BEGIN

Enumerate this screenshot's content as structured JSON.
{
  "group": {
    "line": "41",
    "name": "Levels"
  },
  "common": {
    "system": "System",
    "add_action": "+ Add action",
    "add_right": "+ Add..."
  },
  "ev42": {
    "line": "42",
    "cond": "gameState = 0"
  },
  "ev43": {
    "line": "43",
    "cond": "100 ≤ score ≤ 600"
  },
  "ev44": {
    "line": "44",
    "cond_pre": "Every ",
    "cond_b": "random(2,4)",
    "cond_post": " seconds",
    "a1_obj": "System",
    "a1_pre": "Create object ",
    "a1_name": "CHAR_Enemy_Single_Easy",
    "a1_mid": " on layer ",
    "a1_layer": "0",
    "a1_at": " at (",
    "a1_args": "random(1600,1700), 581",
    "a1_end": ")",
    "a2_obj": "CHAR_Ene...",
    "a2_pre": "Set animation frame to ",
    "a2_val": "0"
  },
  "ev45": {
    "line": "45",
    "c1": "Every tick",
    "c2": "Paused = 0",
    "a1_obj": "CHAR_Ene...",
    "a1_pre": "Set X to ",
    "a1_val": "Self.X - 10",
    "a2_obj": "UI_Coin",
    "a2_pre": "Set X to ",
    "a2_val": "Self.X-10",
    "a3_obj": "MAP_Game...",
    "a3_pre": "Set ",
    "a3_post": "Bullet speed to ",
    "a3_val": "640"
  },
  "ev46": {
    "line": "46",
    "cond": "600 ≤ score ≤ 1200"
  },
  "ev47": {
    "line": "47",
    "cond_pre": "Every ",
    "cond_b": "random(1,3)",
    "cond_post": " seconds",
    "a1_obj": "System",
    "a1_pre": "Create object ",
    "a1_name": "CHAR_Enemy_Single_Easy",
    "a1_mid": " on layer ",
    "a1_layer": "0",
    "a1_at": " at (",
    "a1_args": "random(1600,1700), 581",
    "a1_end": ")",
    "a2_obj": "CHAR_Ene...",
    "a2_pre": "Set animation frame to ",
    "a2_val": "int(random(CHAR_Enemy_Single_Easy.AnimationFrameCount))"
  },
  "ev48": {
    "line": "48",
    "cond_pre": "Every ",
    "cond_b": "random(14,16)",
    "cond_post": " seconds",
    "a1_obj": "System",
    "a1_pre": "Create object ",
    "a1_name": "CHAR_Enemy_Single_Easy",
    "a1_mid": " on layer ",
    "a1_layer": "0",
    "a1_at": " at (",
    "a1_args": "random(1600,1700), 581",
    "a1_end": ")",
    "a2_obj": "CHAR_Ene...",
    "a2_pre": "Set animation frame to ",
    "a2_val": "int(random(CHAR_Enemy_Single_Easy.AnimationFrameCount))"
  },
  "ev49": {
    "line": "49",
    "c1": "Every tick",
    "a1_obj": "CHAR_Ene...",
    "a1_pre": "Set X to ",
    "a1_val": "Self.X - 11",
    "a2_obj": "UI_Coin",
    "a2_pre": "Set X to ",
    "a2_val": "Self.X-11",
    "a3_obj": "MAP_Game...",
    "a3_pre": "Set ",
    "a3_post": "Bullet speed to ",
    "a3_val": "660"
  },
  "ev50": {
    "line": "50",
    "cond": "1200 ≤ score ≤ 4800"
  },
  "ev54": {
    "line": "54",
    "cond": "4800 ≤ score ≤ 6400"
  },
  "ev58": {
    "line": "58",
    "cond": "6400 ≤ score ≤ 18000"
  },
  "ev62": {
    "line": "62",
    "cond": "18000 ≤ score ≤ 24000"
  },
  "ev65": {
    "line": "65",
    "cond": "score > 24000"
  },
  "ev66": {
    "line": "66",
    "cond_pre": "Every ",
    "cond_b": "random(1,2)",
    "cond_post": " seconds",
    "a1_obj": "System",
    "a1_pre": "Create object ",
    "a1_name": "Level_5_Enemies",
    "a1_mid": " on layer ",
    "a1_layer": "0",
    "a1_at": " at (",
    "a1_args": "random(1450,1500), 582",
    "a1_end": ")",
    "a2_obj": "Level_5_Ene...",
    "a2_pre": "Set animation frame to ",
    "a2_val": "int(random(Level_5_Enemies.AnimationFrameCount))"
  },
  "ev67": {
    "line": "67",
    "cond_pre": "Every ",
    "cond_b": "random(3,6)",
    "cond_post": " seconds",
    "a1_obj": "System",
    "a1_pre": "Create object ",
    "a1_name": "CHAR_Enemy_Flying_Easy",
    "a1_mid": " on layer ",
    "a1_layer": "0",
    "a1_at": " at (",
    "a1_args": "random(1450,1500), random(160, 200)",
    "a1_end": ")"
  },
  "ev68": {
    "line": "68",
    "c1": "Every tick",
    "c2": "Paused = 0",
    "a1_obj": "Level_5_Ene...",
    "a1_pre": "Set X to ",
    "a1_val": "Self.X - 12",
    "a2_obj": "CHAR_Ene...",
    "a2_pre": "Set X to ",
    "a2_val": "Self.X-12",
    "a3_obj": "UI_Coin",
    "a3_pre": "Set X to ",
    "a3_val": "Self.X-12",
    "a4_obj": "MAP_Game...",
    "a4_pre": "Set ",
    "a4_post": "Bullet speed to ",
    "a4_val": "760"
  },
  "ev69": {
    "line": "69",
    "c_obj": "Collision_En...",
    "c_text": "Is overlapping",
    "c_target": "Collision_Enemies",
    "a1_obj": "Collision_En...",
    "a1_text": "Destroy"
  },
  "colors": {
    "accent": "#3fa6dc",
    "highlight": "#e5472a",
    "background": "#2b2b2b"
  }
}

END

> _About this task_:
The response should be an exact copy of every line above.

> _Solution to the problem_:
Enumerate this screenshot's content as structured JSON.
{
  "group": {
    "line": "41",
    "name": "Levels"
  },
  "common": {
    "system": "System",
    "add_action": "+ Add action",
    "add_right": "+ Add..."
  },
  "ev42": {
    "line": "42",
    "cond": "gameState = 0"
  },
  "ev43": {
    "line": "43",
    "cond": "100 ≤ score ≤ 600"
  },
  "ev44": {
    "line": "44",
    "cond_pre": "Every ",
    "cond_b": "random(2,4)",
    "cond_post": " seconds",
    "a1_obj": "System",
    "a1_pre": "Create object ",
    "a1_name": "CHAR_Enemy_Single_Easy",
    "a1_mid": " on layer ",
    "a1_layer": "0",
    "a1_at": " at (",
    "a1_args": "random(1600,1700), 581",
    "a1_end": ")",
    "a2_obj": "CHAR_Ene...",
    "a2_pre": "Set animation frame to ",
    "a2_val": "0"
  },
  "ev45": {
    "line": "45",
    "c1": "Every tick",
    "c2": "Paused = 0",
    "a1_obj": "CHAR_Ene...",
    "a1_pre": "Set X to ",
    "a1_val": "Self.X - 10",
    "a2_obj": "UI_Coin",
    "a2_pre": "Set X to ",
    "a2_val": "Self.X-10",
    "a3_obj": "MAP_Game...",
    "a3_pre": "Set ",
    "a3_post": "Bullet speed to ",
    "a3_val": "640"
  },
  "ev46": {
    "line": "46",
    "cond": "600 ≤ score ≤ 1200"
  },
  "ev47": {
    "line": "47",
    "cond_pre": "Every ",
    "cond_b": "random(1,3)",
    "cond_post": " seconds",
    "a1_obj": "System",
    "a1_pre": "Create object ",
    "a1_name": "CHAR_Enemy_Single_Easy",
    "a1_mid": " on layer ",
    "a1_layer": "0",
    "a1_at": " at (",
    "a1_args": "random(1600,1700), 581",
    "a1_end": ")",
    "a2_obj": "CHAR_Ene...",
    "a2_pre": "Set animation frame to ",
    "a2_val": "int(random(CHAR_Enemy_Single_Easy.AnimationFrameCount))"
  },
  "ev48": {
    "line": "48",
    "cond_pre": "Every ",
    "cond_b": "random(14,16)",
    "cond_post": " seconds",
    "a1_obj": "System",
    "a1_pre": "Create object ",
    "a1_name": "CHAR_Enemy_Single_Easy",
    "a1_mid": " on layer ",
    "a1_layer": "0",
    "a1_at": " at (",
    "a1_args": "random(1600,1700), 581",
    "a1_end": ")",
    "a2_obj": "CHAR_Ene...",
    "a2_pre": "Set animation frame to ",
    "a2_val": "int(random(CHAR_Enemy_Single_Easy.AnimationFrameCount))"
  },
  "ev49": {
    "line": "49",
    "c1": "Every tick",
    "a1_obj": "CHAR_Ene...",
    "a1_pre": "Set X to ",
    "a1_val": "Self.X - 11",
    "a2_obj": "UI_Coin",
    "a2_pre": "Set X to ",
    "a2_val": "Self.X-11",
    "a3_obj": "MAP_Game...",
    "a3_pre": "Set ",
    "a3_post": "Bullet speed to ",
    "a3_val": "660"
  },
  "ev50": {
    "line": "50",
    "cond": "1200 ≤ score ≤ 4800"
  },
  "ev54": {
    "line": "54",
    "cond": "4800 ≤ score ≤ 6400"
  },
  "ev58": {
    "line": "58",
    "cond": "6400 ≤ score ≤ 18000"
  },
  "ev62": {
    "line": "62",
    "cond": "18000 ≤ score ≤ 24000"
  },
  "ev65": {
    "line": "65",
    "cond": "score > 24000"
  },
  "ev66": {
    "line": "66",
    "cond_pre": "Every ",
    "cond_b": "random(1,2)",
    "cond_post": " seconds",
    "a1_obj": "System",
    "a1_pre": "Create object ",
    "a1_name": "Level_5_Enemies",
    "a1_mid": " on layer ",
    "a1_layer": "0",
    "a1_at": " at (",
    "a1_args": "random(1450,1500), 582",
    "a1_end": ")",
    "a2_obj": "Level_5_Ene...",
    "a2_pre": "Set animation frame to ",
    "a2_val": "int(random(Level_5_Enemies.AnimationFrameCount))"
  },
  "ev67": {
    "line": "67",
    "cond_pre": "Every ",
    "cond_b": "random(3,6)",
    "cond_post": " seconds",
    "a1_obj": "System",
    "a1_pre": "Create object ",
    "a1_name": "CHAR_Enemy_Flying_Easy",
    "a1_mid": " on layer ",
    "a1_layer": "0",
    "a1_at": " at (",
    "a1_args": "random(1450,1500), random(160, 200)",
    "a1_end": ")"
  },
  "ev68": {
    "line": "68",
    "c1": "Every tick",
    "c2": "Paused = 0",
    "a1_obj": "Level_5_Ene...",
    "a1_pre": "Set X to ",
    "a1_val": "Self.X - 12",
    "a2_obj": "CHAR_Ene...",
    "a2_pre": "Set X to ",
    "a2_val": "Self.X-12",
    "a3_obj": "UI_Coin",
    "a3_pre": "Set X to ",
    "a3_val": "Self.X-12",
    "a4_obj": "MAP_Game...",
    "a4_pre": "Set ",
    "a4_post": "Bullet speed to ",
    "a4_val": "760"
  },
  "ev69": {
    "line": "69",
    "c_obj": "Collision_En...",
    "c_text": "Is overlapping",
    "c_target": "Collision_Enemies",
    "a1_obj": "Collision_En...",
    "a1_text": "Destroy"
  },
  "colors": {
    "accent": "#3fa6dc",
    "highlight": "#e5472a",
    "background": "#2b2b2b"
  }
}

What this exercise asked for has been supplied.